Travelers from Brazil no longer have to quarantine but must present a negative Covid test.
The easing of travel rules came as Madeira and the Azores returned to the UK’s green list from August 30, despite mainland Portugal remaining on the orange list. Pictured: Cascais
Brazil has had more than 20.7 million confirmed coronavirus infections and more than 580,000 fatalities from the contagious virus.
Passengers from countries such as Japan, Australia, South Korea, Saudi Arabia, New Zealand, Singapore and Canada can also travel to Portugal if they test negative.
Visitors from Nepal, India and South Africa must be quarantined for another 14 days on arrival and are only allowed to travel for essential reasons.
Portugal has lifted most restrictions with a three-step plan, supported by a rapid and efficient rollout of vaccinations.
Portugal has fully vaccinated three quarters of the population and vaccine program coordinator Henrique Gouveia e Melo said this figure should rise to 85 percent by the end of September.
With that goal coming ahead of schedule, the government expects to reduce a number of Covid-related restrictions, such as the number of people allowed in restaurants and other public places, including sports arenas.
It comes after Ryanair boss branded Britain’s traffic light system ‘monstrous stupid’ and called for it to be scrapped so the UK can ‘go back to normalcy’.
Michael O’Leary, 63, suggested replacing the scheme with a “simple” policy that would allow unrestricted entry for double-shot passengers from Europe.
The Irish businessman said travelers who received any or none of the vaccine doses would still need to undergo a PCR test.

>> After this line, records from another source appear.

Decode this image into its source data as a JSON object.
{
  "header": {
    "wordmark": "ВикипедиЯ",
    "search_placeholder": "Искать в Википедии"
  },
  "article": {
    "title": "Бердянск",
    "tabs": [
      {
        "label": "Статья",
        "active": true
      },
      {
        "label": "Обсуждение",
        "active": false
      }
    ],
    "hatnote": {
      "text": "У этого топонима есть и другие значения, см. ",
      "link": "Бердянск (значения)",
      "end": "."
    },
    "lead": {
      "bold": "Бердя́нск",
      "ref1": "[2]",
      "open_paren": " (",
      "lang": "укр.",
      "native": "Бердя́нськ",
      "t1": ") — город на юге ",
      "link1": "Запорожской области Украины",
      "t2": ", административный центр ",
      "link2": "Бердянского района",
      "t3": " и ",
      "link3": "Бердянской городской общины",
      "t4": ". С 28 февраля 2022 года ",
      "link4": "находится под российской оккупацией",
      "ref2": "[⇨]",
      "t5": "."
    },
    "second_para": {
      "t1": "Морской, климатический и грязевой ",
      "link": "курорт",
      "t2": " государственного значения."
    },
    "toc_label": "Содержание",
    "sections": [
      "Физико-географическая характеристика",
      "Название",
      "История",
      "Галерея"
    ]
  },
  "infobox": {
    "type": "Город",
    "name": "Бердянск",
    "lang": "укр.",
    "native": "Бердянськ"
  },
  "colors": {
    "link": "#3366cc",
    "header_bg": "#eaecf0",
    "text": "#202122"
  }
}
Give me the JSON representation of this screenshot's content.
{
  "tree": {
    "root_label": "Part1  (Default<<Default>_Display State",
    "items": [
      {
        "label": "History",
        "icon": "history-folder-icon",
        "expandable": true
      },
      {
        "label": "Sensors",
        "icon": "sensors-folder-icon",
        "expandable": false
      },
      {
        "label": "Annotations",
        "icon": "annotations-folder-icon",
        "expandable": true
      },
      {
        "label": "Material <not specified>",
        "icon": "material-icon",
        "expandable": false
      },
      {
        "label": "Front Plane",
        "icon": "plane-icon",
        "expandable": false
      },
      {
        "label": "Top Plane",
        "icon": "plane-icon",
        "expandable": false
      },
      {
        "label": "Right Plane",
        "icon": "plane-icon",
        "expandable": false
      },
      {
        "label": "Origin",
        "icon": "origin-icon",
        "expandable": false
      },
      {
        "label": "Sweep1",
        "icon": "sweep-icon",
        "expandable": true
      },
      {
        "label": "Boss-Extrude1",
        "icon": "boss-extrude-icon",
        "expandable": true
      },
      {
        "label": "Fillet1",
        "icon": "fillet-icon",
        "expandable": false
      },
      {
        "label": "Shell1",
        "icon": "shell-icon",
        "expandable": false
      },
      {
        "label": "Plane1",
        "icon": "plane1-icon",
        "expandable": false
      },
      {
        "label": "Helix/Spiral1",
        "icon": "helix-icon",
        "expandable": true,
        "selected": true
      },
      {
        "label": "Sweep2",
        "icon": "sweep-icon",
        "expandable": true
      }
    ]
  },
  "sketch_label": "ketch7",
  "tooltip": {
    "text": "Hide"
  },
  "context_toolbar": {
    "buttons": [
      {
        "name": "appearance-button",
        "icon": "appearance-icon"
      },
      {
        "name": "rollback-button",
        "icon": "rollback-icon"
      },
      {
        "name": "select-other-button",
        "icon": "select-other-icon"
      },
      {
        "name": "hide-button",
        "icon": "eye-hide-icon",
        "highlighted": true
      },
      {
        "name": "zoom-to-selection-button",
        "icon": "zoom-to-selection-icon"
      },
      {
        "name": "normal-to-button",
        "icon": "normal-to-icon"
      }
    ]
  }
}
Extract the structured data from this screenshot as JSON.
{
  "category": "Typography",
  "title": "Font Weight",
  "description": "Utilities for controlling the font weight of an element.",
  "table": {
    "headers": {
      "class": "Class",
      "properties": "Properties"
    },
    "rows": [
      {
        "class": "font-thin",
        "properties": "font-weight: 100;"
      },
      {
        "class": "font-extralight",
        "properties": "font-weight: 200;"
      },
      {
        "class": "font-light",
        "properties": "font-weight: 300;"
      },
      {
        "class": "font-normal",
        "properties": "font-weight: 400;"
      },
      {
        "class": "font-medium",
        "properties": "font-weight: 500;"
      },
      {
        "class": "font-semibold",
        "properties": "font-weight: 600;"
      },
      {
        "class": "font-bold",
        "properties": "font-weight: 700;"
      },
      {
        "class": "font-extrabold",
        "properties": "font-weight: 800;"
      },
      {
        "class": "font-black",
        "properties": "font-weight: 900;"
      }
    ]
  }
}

Currently, arrivals in England from low-risk ‘green’ countries and medium-risk ‘amber’ locations must undergo two Covid tests, even if they are fully vaccinated.
Meanwhile, all travelers coming from red-listed destinations must be quarantined in a hotel for 10 days and undergo three tests.
The rules came into effect almost three weeks after the UK kicked Portugal off its green list, leading to thousands of people cutting their holidays short. Pictured: Faro, Algarve
The comments come amid the fourth day of chaos queuing at Heathrow Airport, with passengers facing even more massive wait times at the border.
Mr O’Leary said: The independent: ‘The traffic light system must be demolished.
‘You have to have a very simple system: if you have been vaccinated twice, no restrictions. If you haven’t been vaccinated twice, have a PCR test done.’
He added: “This monstrously stupid system, requiring passengers from Europe to be double vaccinated and undergo a PCR test, is not helping to tackle the Covid problem.”
The Ryanair chief then demanded a ‘return to normality’.
A spokesperson for the Department for Transport (DfT) said: ‘Our top priority is protecting public health – decisions about our traffic light system are regularly reviewed and informed by the latest risk assessment from the Joint Biosecurity Center and the wider public health system. factors.
“We recognize the challenging times the travel industry is facing, which is why we have committed around £7 billion in support by September 2021 and continue to work with the industry to help them get through this difficult period.”
It’s because the airline expects annual passenger numbers to reach “nearly 100 million” this year, compared to 149 million before the virus crisis, and surpass pre-pandemic levels next summer.